"Instagram took so long to implement a viable algorithm that all these 'influencers' took it into their own hands," they said.

"Instagram is a 'likes-first' platform and naturally, ads don't get a lot of likes, which has the effect of making often reputable products appear fake or unpopular."

Levett said by hiding how many likes a post has, Instagram can level the playing field and take away "the barrier of social proof" that gives advertisers pause.

"Those advertisers will now likely see an increase in engagement, an increase in click through rate, an increase in sales, and thereby pump more dollars into the platform," he said.

Levett said if Instagram was serious about mitigating the mental health impacts the platform had on users, it would instead implement the recommendations of a recent report by the British Royal Society for Public Health.

This included heavy usage pop-up warnings and highlighting when photos of people had been digitally manipulated.

Max Markson, who manages dozens of Australia's biggest influencers, agreed that Instagram's feature change was just a cash grab.

Tammy Hembrow, who boasts 10 million followers, vowed to delete her Instagram account in protest of it hiding post likes. Photo / via Instagram
Tammy Hembrow, who boasts 10 million followers, vowed to delete her Instagram account in protest of it hiding post likes. Photo / via Instagram

"Instagram is conscious that influencers are making money and it is not. Brands don't inspire the same loyalty as influencers," he said.

He said Australia's highest-earning influencers would be unaffected by their fans not being able to see how many likes their posts get.

"A classic example is reality stars coming off Married at First Sight, they are the biggest stars in the country," he said.

"The show was so enormous, it topped the ratings for 40 nights in a row, so they have incredibly high engagement because their followers are fans and want to be like them.

"Their followers are also overwhelmingly women as opposed to bikini models who are mostly men and didn't get as many likes anyway because men are worried their wives or girlfriends will notice and be angry with them."

Influencers based in Australia with 3000-20,000 followers make $75-$300 per post, those with 100,000-250,000 about $550-$800, and half a million charge thousands.

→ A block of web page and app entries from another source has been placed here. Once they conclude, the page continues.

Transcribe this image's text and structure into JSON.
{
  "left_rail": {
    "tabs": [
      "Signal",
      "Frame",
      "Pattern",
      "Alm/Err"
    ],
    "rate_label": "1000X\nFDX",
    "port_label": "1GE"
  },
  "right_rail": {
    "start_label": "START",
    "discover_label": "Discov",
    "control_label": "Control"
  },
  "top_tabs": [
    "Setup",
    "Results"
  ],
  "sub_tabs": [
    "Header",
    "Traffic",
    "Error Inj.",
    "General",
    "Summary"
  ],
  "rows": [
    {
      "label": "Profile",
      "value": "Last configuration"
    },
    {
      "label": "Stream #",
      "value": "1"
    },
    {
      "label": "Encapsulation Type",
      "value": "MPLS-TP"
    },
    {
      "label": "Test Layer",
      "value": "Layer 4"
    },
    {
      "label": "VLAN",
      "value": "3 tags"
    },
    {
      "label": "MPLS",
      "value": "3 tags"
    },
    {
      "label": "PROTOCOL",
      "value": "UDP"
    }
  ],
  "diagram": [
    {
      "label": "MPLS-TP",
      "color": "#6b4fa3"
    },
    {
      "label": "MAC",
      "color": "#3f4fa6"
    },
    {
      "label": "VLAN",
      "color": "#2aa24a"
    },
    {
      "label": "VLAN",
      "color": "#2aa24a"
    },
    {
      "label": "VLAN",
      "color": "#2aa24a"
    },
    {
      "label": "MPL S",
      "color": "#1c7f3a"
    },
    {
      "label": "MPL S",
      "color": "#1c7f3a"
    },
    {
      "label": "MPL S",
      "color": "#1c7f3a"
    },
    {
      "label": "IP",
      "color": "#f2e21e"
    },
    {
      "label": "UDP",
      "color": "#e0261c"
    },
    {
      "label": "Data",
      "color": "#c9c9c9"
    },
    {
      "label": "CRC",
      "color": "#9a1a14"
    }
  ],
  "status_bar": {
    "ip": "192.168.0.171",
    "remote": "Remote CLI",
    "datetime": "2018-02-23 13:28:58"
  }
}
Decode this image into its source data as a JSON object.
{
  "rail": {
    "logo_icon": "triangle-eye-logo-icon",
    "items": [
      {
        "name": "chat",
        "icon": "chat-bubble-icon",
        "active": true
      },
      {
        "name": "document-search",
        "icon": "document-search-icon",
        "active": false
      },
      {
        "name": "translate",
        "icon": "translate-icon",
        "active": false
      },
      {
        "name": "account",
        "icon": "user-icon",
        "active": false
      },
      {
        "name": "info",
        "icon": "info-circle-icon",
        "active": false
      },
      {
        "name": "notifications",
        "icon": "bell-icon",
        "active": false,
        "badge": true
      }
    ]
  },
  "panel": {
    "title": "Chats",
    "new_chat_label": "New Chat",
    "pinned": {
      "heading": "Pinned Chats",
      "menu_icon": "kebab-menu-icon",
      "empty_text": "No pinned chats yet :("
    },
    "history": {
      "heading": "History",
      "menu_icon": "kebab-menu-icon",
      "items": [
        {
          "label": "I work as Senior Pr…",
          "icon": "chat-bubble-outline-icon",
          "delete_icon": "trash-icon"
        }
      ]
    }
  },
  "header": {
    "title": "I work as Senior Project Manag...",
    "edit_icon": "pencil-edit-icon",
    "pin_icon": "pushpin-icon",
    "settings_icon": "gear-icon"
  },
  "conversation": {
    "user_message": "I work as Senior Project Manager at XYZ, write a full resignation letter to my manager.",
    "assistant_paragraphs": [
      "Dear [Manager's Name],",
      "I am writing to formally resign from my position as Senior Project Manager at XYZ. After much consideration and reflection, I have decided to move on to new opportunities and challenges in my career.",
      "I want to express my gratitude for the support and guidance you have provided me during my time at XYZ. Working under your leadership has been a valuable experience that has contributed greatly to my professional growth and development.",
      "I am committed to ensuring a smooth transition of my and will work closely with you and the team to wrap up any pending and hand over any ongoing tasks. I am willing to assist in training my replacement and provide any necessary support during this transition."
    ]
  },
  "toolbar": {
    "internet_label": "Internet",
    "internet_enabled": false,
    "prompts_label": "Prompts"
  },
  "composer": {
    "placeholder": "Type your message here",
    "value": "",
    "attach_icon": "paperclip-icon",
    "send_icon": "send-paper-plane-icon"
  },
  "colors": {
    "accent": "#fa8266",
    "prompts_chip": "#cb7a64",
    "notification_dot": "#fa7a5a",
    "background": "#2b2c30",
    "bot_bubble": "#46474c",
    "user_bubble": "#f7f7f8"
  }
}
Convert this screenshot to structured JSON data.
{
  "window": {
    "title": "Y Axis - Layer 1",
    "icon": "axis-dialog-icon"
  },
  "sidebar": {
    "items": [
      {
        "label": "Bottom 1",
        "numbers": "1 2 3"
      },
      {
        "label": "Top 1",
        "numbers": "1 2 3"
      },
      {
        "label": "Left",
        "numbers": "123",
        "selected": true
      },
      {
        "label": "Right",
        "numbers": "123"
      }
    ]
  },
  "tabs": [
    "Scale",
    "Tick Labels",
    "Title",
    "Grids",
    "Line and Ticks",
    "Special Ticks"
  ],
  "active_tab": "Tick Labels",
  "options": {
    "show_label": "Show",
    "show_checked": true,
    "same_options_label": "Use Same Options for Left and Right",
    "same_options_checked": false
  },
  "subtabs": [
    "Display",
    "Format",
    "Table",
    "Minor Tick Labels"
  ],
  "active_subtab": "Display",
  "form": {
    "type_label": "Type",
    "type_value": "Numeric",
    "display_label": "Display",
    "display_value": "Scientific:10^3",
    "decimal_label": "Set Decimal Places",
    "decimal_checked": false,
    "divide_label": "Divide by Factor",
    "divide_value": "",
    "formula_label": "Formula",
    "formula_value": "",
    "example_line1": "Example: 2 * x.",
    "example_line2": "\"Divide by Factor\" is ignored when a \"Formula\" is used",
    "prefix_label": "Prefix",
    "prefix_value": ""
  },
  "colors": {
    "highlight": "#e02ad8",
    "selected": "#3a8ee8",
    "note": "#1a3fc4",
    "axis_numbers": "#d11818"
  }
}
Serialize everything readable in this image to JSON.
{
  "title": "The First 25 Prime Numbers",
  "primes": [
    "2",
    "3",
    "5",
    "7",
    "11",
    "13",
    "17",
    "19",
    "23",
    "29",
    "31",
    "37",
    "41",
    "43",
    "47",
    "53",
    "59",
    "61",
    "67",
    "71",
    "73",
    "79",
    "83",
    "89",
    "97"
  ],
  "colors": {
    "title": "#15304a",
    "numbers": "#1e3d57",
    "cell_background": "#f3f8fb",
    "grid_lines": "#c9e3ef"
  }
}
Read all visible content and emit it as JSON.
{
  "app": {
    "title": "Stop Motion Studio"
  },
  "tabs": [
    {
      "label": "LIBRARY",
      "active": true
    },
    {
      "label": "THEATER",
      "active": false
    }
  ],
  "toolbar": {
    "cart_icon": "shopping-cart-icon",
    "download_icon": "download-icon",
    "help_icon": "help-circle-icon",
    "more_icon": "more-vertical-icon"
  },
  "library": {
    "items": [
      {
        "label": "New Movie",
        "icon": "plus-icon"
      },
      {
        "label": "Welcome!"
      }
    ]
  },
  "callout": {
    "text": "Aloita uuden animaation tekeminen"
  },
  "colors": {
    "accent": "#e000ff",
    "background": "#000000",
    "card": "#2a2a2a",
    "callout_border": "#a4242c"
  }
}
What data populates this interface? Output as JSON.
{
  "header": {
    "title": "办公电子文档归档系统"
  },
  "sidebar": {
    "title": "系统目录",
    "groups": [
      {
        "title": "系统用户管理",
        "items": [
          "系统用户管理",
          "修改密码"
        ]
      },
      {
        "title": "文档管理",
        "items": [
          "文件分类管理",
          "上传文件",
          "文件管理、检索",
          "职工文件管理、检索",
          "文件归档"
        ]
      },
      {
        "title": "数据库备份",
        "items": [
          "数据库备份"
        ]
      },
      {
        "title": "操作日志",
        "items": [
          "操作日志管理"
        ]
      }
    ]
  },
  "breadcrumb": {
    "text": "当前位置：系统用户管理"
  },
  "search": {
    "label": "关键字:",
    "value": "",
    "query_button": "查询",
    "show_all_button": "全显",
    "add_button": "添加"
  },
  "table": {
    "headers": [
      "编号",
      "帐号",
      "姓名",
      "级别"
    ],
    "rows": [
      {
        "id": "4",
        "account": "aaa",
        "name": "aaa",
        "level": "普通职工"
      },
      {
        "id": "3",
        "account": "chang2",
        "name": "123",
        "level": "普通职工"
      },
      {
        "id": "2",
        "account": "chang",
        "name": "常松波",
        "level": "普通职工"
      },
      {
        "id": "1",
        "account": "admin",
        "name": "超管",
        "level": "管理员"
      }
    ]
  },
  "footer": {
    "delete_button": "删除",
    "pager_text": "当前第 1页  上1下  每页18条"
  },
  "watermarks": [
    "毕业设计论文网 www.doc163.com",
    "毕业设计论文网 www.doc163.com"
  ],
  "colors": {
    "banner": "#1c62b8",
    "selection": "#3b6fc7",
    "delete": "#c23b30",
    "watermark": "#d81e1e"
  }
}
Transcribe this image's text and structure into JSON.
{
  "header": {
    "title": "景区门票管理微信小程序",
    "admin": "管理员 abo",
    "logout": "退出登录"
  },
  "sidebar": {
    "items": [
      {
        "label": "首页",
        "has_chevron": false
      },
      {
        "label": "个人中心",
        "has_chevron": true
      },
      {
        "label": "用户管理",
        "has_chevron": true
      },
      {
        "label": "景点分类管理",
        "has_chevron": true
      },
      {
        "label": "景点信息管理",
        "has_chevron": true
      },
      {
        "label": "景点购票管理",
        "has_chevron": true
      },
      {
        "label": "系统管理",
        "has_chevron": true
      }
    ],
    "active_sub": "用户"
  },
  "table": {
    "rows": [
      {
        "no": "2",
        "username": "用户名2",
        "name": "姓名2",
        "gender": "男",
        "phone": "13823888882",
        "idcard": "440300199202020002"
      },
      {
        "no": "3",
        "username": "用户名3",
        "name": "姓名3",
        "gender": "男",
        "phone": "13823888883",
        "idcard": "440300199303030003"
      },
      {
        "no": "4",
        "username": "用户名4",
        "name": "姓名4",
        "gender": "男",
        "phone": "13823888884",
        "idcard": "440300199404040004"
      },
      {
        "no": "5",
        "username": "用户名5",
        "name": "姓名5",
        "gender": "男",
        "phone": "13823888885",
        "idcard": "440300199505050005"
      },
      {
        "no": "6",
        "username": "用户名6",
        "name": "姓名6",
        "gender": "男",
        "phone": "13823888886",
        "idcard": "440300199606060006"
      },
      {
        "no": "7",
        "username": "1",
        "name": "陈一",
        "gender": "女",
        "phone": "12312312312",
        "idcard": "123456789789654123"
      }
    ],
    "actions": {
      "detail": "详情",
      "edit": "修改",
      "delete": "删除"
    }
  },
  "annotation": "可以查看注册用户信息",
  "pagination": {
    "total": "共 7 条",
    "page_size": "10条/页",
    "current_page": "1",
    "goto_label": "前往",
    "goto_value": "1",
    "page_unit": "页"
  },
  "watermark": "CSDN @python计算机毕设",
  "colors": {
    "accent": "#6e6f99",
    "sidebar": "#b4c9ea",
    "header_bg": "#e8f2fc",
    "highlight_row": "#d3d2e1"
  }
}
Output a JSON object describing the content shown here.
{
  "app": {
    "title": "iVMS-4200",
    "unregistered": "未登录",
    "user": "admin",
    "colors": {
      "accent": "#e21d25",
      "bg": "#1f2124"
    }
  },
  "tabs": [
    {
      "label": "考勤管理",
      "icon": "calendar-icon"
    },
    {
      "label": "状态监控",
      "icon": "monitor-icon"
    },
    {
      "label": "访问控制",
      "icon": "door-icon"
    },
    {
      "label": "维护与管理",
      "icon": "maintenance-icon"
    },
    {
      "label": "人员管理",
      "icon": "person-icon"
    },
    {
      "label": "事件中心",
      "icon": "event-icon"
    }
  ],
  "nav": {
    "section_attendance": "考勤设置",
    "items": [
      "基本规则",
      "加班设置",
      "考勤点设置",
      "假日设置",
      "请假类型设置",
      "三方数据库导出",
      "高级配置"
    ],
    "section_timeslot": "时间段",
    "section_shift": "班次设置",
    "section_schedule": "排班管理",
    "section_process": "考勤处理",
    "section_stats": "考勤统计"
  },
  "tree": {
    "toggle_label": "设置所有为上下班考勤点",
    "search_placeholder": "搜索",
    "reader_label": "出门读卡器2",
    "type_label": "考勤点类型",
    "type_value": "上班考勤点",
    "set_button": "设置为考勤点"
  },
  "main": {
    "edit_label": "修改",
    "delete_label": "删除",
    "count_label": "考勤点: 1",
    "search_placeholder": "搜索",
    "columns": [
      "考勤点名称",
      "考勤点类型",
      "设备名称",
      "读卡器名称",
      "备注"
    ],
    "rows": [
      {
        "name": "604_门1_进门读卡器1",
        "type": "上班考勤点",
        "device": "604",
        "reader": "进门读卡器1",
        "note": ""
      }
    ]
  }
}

Rates are considerably higher in the US with stars with hundreds of thousands of followers commanding $10,000 a pop and one million-plus getting 10 or 20 times that.